Hydrogen spillover involves addition of a catalyst to a high-surface area microporous support, such that the catalyst acts as a source for atomic hydrogen, the atomic hydrogen diffuses from the catalyst to the support, and ideally, the support provides a high number of tailored surface binding sites to maximize the number of atomic hydrogens interacting with the surface. Hydrogen spillover has been proposed as a means to increase the operative adsorption temperature of hydrogen to nanoporous materials from cryogenic conditions to near ambient temperature, to help enable mobile fuel cell applications at temperature and pressures of interest. However, this proposition has become highly controversial in the past few years, due largely to discrepancies between laboratories, and even variations of the magnitude of hydrogen uptake observed for materials prepared with near-identical techniques within the same laboratory. These discrepancies have pointed to the fact that the hydrogen spillover mechanism is not understood on a molecular level. Froudakis et al. at the University of Crete have performed extensive density functional calculations of idealized surfaces to arrive at a proposed mechanism for hydrogen spillover from transition metal catalysts to both carbon-based and metal-organic-framework based surfaces. Meanwhile, Lueking et al. have recently published the first direct spectroscopic evidence of a reversible room temperature carbon-hydrogen wag mode to provide direct experimental evidence of the hydrogen spillover process. Certain aspects of these experimental studies were at odds with the mechanism proposed by Froudakis et al., suggesting the theoretical models of idealized surfaces are not yet sufficient to match the ‘real’ experimental surfaces. Likewise, the validated theoretical studies are needed to better design an experimental surface and improve reliability and reproducibility. This project pairs the theoretical expertise of Froudakis et al. with the experimental experience of Lueking, to take a combined experimental-theoretical approach to resolve the hydrogen spillover mechanism and illuminate the nature of the exact surface sites and structures responsible for the high uptake in select materials.

The ultimate objectives of this project are not only to resolve the hydrogen spillover controversy and validate theory with experiment, but to use the findings to design new materials for hydrogen storage and catalytic hydrogenation, including identification of new structures that are likely to maximize hydrogen uptake via the hydrogen spillover mechanism.
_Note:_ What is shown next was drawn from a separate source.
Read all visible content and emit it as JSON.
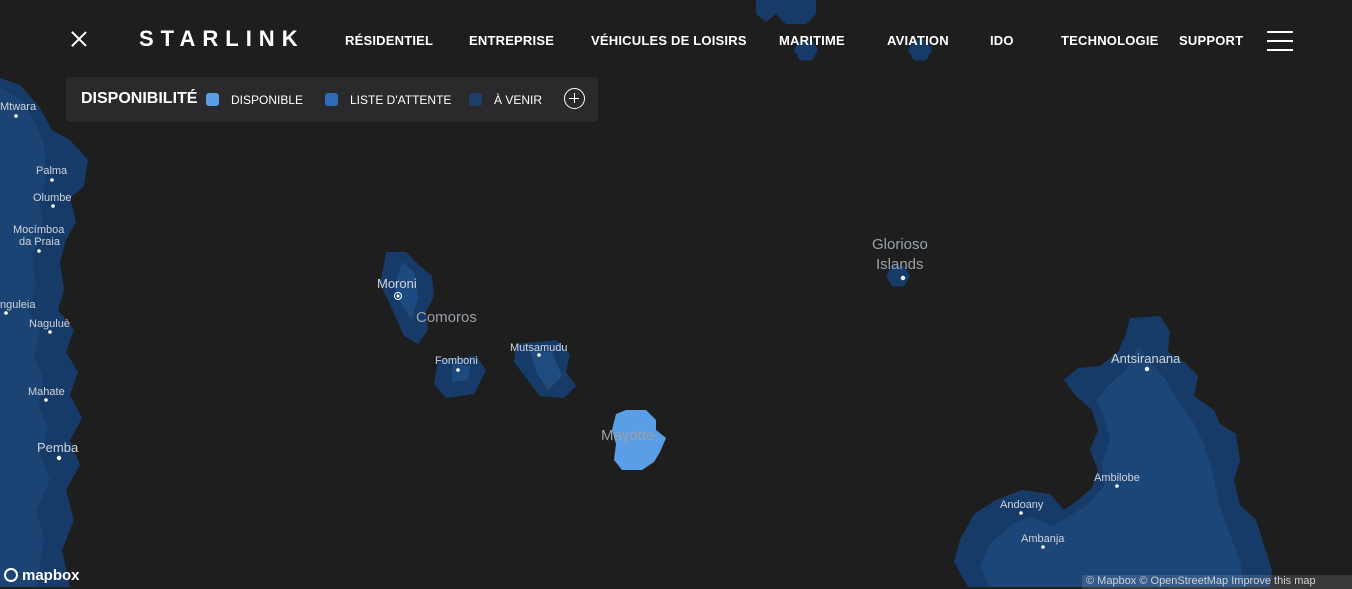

To this end, the role of heteroatoms on ready mobility to/from a carbon-supported catalyst was explored, with candidate structures identified. These theoretical results were generally consistent with the spectroscopic trends, but were insufficient to explain the relative stability and reproducibility observed for the experimental studies. Other potential roles of characteristic structures found in the experimental synthesis procedure were then explored, and new candidate catalytic-carbon interfaces were identified that enabled ready diffusion to/from the catalyst. In this process, new carbon structures were also identified that had the potential to ‘seed’ the hydrogen spillover process. Theoretical studies for hydrogenation of metal-organic frameworks helped to identify potential structures that could explain experimental trends. The work is on-going, but a consistent mechanism that explains both theoretical and experimental trends is beginning to emerge. The results are applicable to hydrogen storage, and extend to catalytic hydrogenation for fuel upgrading, adsorption and catalysis, and graphene-based devices.